• **DATA FOR THE TASK**
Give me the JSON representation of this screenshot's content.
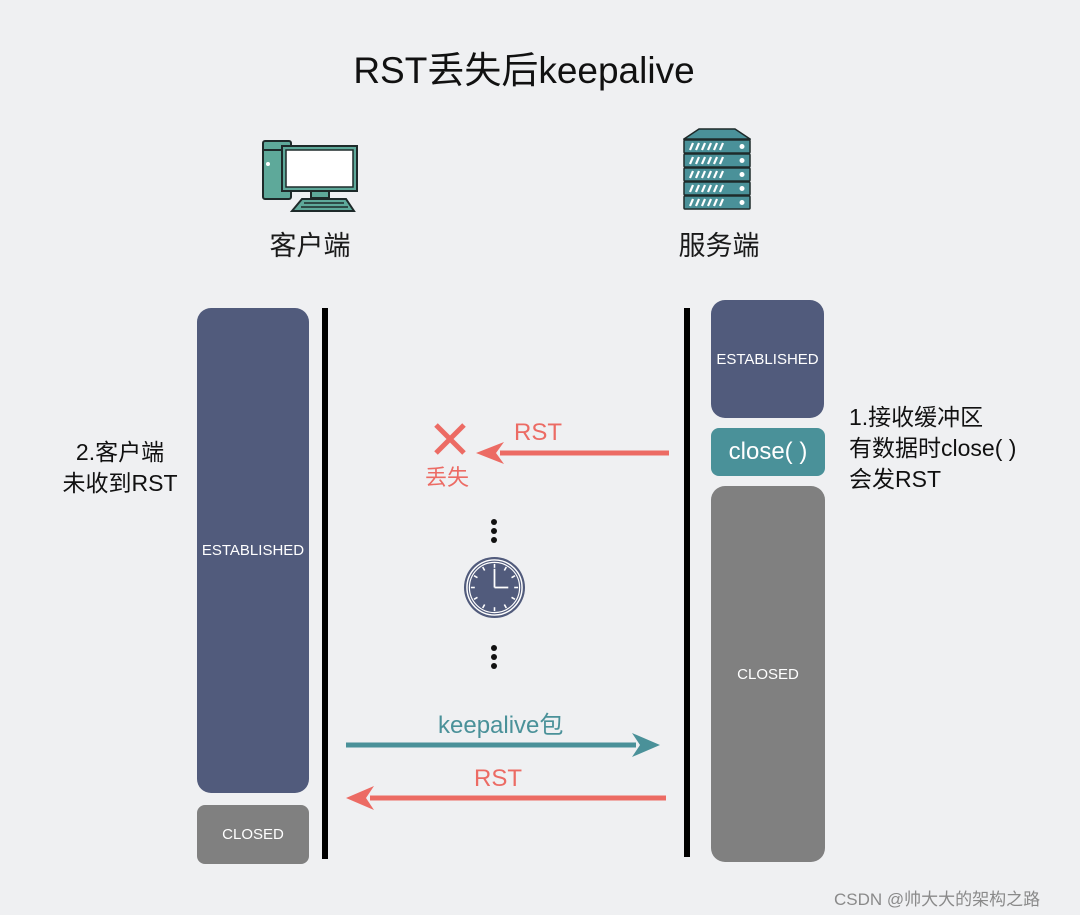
{
  "title": "RST丢失后keepalive",
  "nodes": {
    "client": {
      "label": "客户端",
      "icon": "computer-icon"
    },
    "server": {
      "label": "服务端",
      "icon": "server-rack-icon"
    }
  },
  "client_states": {
    "established": "ESTABLISHED",
    "closed": "CLOSED"
  },
  "server_states": {
    "established": "ESTABLISHED",
    "close_call": "close( )",
    "closed": "CLOSED"
  },
  "notes": {
    "server_note": [
      "1.接收缓冲区",
      "有数据时close( )",
      "会发RST"
    ],
    "client_note": [
      "2.客户端",
      "未收到RST"
    ]
  },
  "messages": {
    "rst_lost": {
      "label": "RST",
      "lost_label": "丢失",
      "direction": "server-to-client",
      "status": "lost"
    },
    "wait": {
      "icon": "clock-icon"
    },
    "keepalive": {
      "label": "keepalive包",
      "direction": "client-to-server"
    },
    "rst_reply": {
      "label": "RST",
      "direction": "server-to-client"
    }
  },
  "colors": {
    "background": "#eff0f2",
    "established": "#515b7c",
    "closed": "#808080",
    "close_call": "#4a9199",
    "rst": "#ec6b64",
    "keepalive": "#4a9199",
    "lifeline": "#000000"
  },
  "watermark": "CSDN @帅大大的架构之路"
}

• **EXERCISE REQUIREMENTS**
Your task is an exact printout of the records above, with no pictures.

• **THE ANSWER**
Give me the JSON representation of this screenshot's content.
{
  "title": "RST丢失后keepalive",
  "nodes": {
    "client": {
      "label": "客户端",
      "icon": "computer-icon"
    },
    "server": {
      "label": "服务端",
      "icon": "server-rack-icon"
    }
  },
  "client_states": {
    "established": "ESTABLISHED",
    "closed": "CLOSED"
  },
  "server_states": {
    "established": "ESTABLISHED",
    "close_call": "close( )",
    "closed": "CLOSED"
  },
  "notes": {
    "server_note": [
      "1.接收缓冲区",
      "有数据时close( )",
      "会发RST"
    ],
    "client_note": [
      "2.客户端",
      "未收到RST"
    ]
  },
  "messages": {
    "rst_lost": {
      "label": "RST",
      "lost_label": "丢失",
      "direction": "server-to-client",
      "status": "lost"
    },
    "wait": {
      "icon": "clock-icon"
    },
    "keepalive": {
      "label": "keepalive包",
      "direction": "client-to-server"
    },
    "rst_reply": {
      "label": "RST",
      "direction": "server-to-client"
    }
  },
  "colors": {
    "background": "#eff0f2",
    "established": "#515b7c",
    "closed": "#808080",
    "close_call": "#4a9199",
    "rst": "#ec6b64",
    "keepalive": "#4a9199",
    "lifeline": "#000000"
  },
  "watermark": "CSDN @帅大大的架构之路"
}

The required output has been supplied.